EXERCISE PHYSIOLOGY AND BIOMECHANICS
Takaki YAMAGISHI, John BABRAJ
Division of Sport and Exercise Sciences, Abertay University, Dundee, Scotland, UK
BACKGROUND: This study aimed to determine effects of recovery intensity (passive, 20%, 30% and 40% V̇O2peak) on oxygen uptake kinetics, performance and blood lactate accumulation during repeated sprints.
METHODS: Seven moderately-trained male participants (V̇O2peak: 48.1±5.1 mL/kg/min) performed four 30-second repeated Wingate tests on four separate occasions.
RESULTS: Recovery of V̇O2 between sprints was prolonged with recovery intensity (time required to reach 50% V̇O2peak: passive: 50±9 s; 20%: 81±17 s; 30%: 130±43 s; 40%: 188±62 s, P<0.001), while V̇O2-to-sprint work ratio was mainly increased by the higher intensities (passive: 138±17 mL/min/kJ; 20%: 149±14 mL/min/kJ; 30%: 159±15 mL/min/kJ; 40%: 158±17 mL/min/kJ, P=0.001). The decline in peak power tended to be greater in the higher intensity conditions during sprint 2 (passive: 7.4±5.4%; 20%: 5.8±7.9%; 30%: 12.7±7.4%; 40%: 12.7±5.5%, P=0.052), whereas average power was less decreased with recovery intensity during sprint 4 (passive: 22.4±8.9%; 20%: 19.9±6.1%; 30%: 18.4±7.3%; 40%: 16.6±6.2%, P=0.036). Blood lactate was not different with recovery intensity (P=0.251).

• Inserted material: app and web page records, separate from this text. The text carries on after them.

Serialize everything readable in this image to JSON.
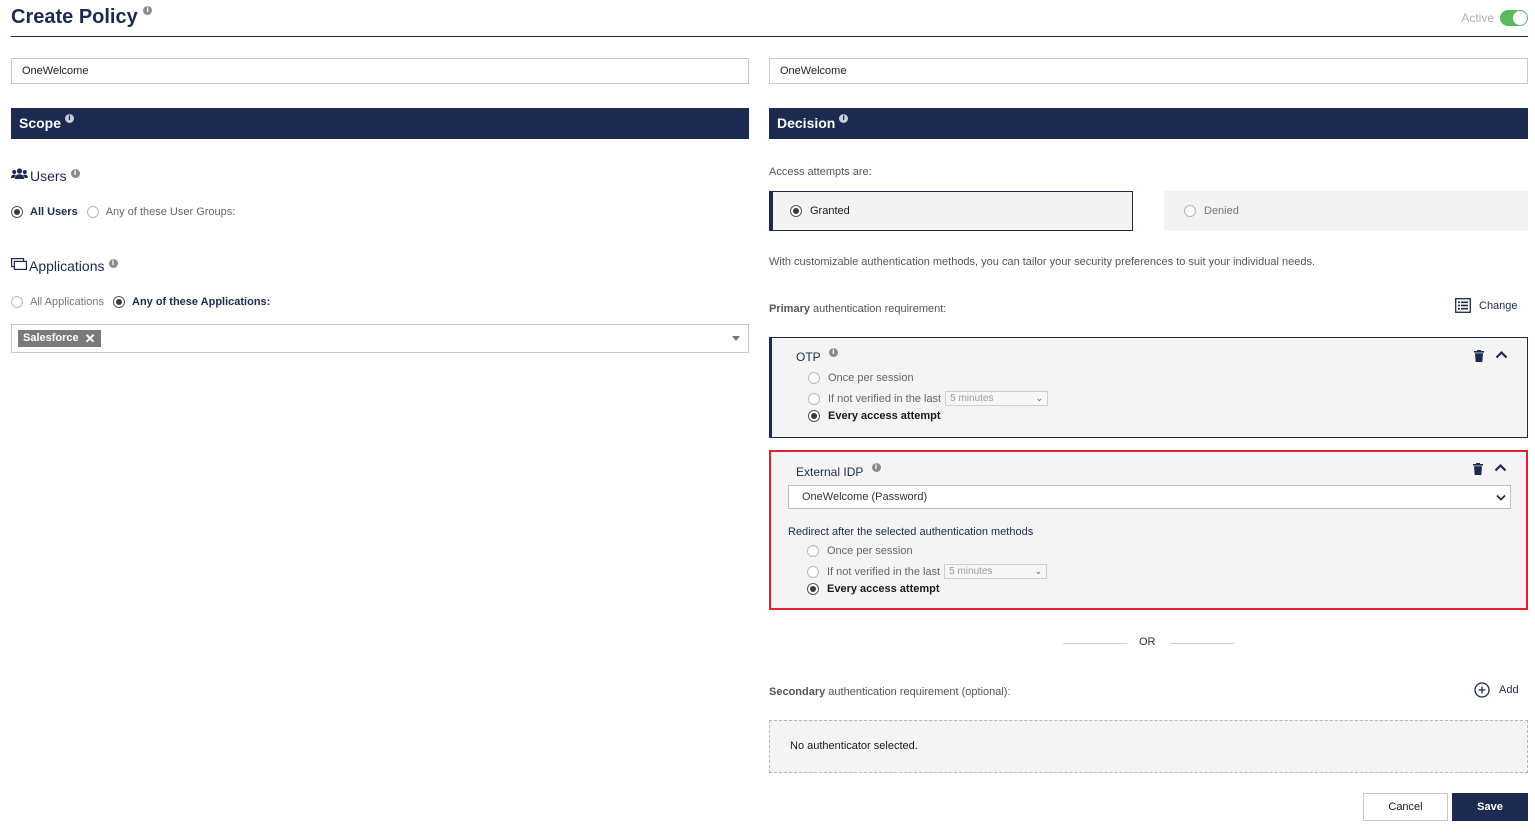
{
  "header": {
    "title": "Create Policy",
    "active_label": "Active",
    "active_on": true
  },
  "inputs": {
    "left_value": "OneWelcome",
    "right_value": "OneWelcome"
  },
  "scope": {
    "title": "Scope",
    "users": {
      "title": "Users",
      "options": [
        "All Users",
        "Any of these User Groups:"
      ],
      "selected": 0
    },
    "applications": {
      "title": "Applications",
      "options": [
        "All Applications",
        "Any of these Applications:"
      ],
      "selected": 1,
      "tags": [
        "Salesforce"
      ]
    }
  },
  "decision": {
    "title": "Decision",
    "access_label": "Access attempts are:",
    "granted_label": "Granted",
    "denied_label": "Denied",
    "selected": "granted",
    "description": "With customizable authentication methods, you can tailor your security preferences to suit your individual needs.",
    "primary_label_bold": "Primary",
    "primary_label_rest": " authentication requirement:",
    "change_label": "Change",
    "otp": {
      "title": "OTP",
      "options": [
        "Once per session",
        "If not verified in the last",
        "Every access attempt"
      ],
      "select_value": "5 minutes",
      "selected": 2
    },
    "external_idp": {
      "title": "External IDP",
      "dropdown_value": "OneWelcome (Password)",
      "redirect_label": "Redirect after the selected authentication methods",
      "options": [
        "Once per session",
        "If not verified in the last",
        "Every access attempt"
      ],
      "select_value": "5 minutes",
      "selected": 2
    },
    "or_label": "OR",
    "secondary_label_bold": "Secondary",
    "secondary_label_rest": " authentication requirement (optional):",
    "add_label": "Add",
    "no_authenticator": "No authenticator selected."
  },
  "footer": {
    "cancel_label": "Cancel",
    "save_label": "Save"
  },
  "colors": {
    "navy": "#1b2a4e",
    "toggle_green": "#5cb85c",
    "highlight_red": "#e0202a"
  }
}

CONCLUSIONS: The present study demonstrated that while the higher recovery intensities induce prolonged oxygen recovery and impaired peak power restoration during the initial sprints, those intensities provide a greater aerobic contribution to sprint performance, resulting in better power maintenance during the latter sprints.